DeMeo said the Street Vibrations event created a state of emergency after local law enforcement in Sparks were forced to call neighboring agencies to assist after chaos broke out.
“City officials had to suspend the event. They had to have a huge law enforcement presence. The cities of Reno and Sparks combined their manpower along with the Washoe County Sheriff’s Office. The Laughlin mishap was a tri-state response to deal with the issues that that brought about,” he said.
As a response, Burke said the sheriff has an archaic view of motorcyclists while pointing out that today’s bikers should not be compared to the notorious biker gangs of the past known for violent behavior.
He recalled the time when the Hell’s Angels were hired by Rolling Stones to provide security for an infamous concert in 1969, where a fan was stabbed to death during a brawl.
Burke says many of his associates are professionals who enjoy an occasional weekend ride.
“I think that’s part of the mystique of motorcycling. During the weekend at big events, some of the doctors, lawyers and candlestick makers kind of embrace that bravado of lore. It has kind of carried on from year to year that the bikers are big and bad, when in reality, it couldn’t be further from the truth. This is not Altamont, but we would like to book the Rolling Stones,” he said.
Board member Dr. Tom Waters said Burke is held in very high regard by both vendors and participants of Roadshows events.

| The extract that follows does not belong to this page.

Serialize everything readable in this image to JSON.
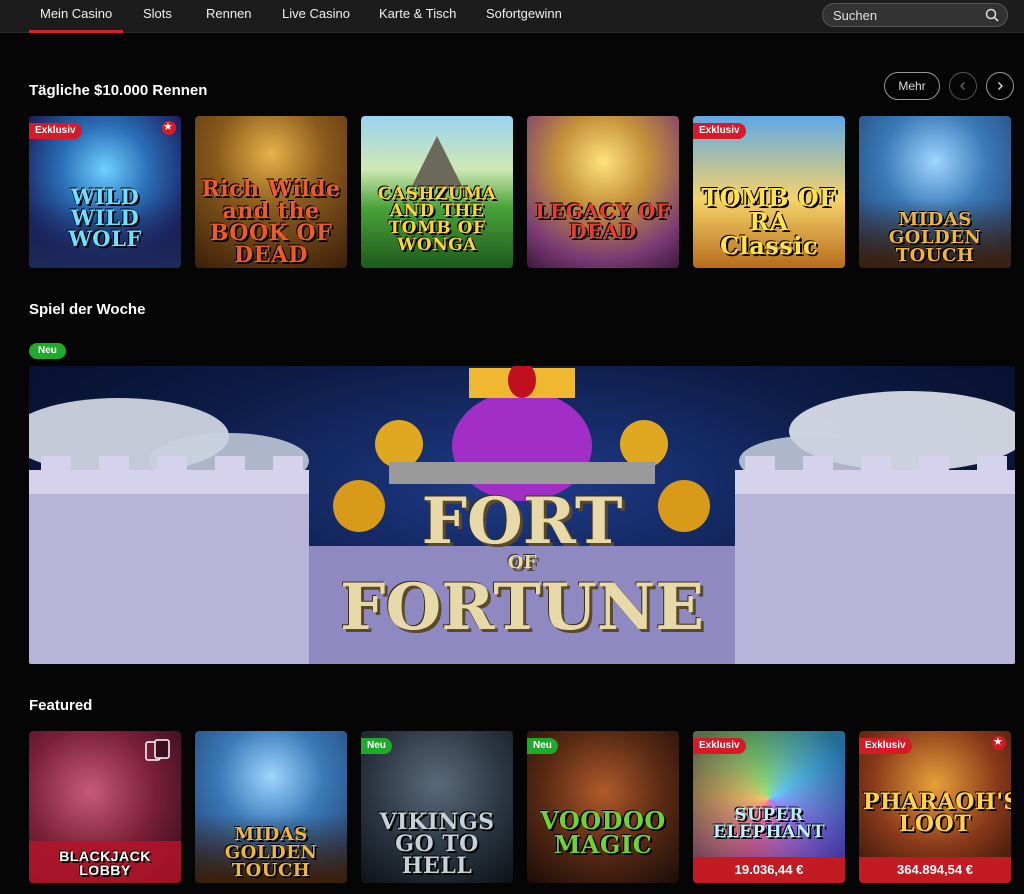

“Just about any event that draws tourists in is an economic boost for Pahrump. Roadshows is a very organized company and has a lot of legitimacy behind them. As long as the town benefits from it, so much the better,” he said.
Town Manager Susan Holecheck did not appear as enthusiastic to have the event in Pahrump.
Her concern focused mainly on the costs involved.
“I know this is something near and dear to the chairman. I will say, however, I do believe that sponsorship of events is better achieved by our hotel casino properties and by the private sector. We can look at different funding mechanisms. I would hesitate to dip into tourism dollars,” she said.
Jeremy Jensen, general manager of Golden Gaming Group, appeared to embrace the idea of a possible partnership for the event.
“Would we be willing to sponsor this event? Absolutely. Anything to drive tourism into Pahrump, we are going to support,” he said.
Town Vice Chair Bill Dolan noted the importance of having additional sponsorship for the event from the community.
“I would hope that our good community partners would stand up and relieve the town of that obligation. The town has six months to work it all out,” he said.
Dolan pondered exactly where in town the event would take place while cautioning that nothing yet has been set in stone.
“I would think Petrack Park but that’s just a guess on my part,” he said.
Dolan, Kulkin and Dr. Tom Waters provided the 3-2 majority vote to approve the rally. Board members Bob Adams and Amy Riches cast votes against the proposal.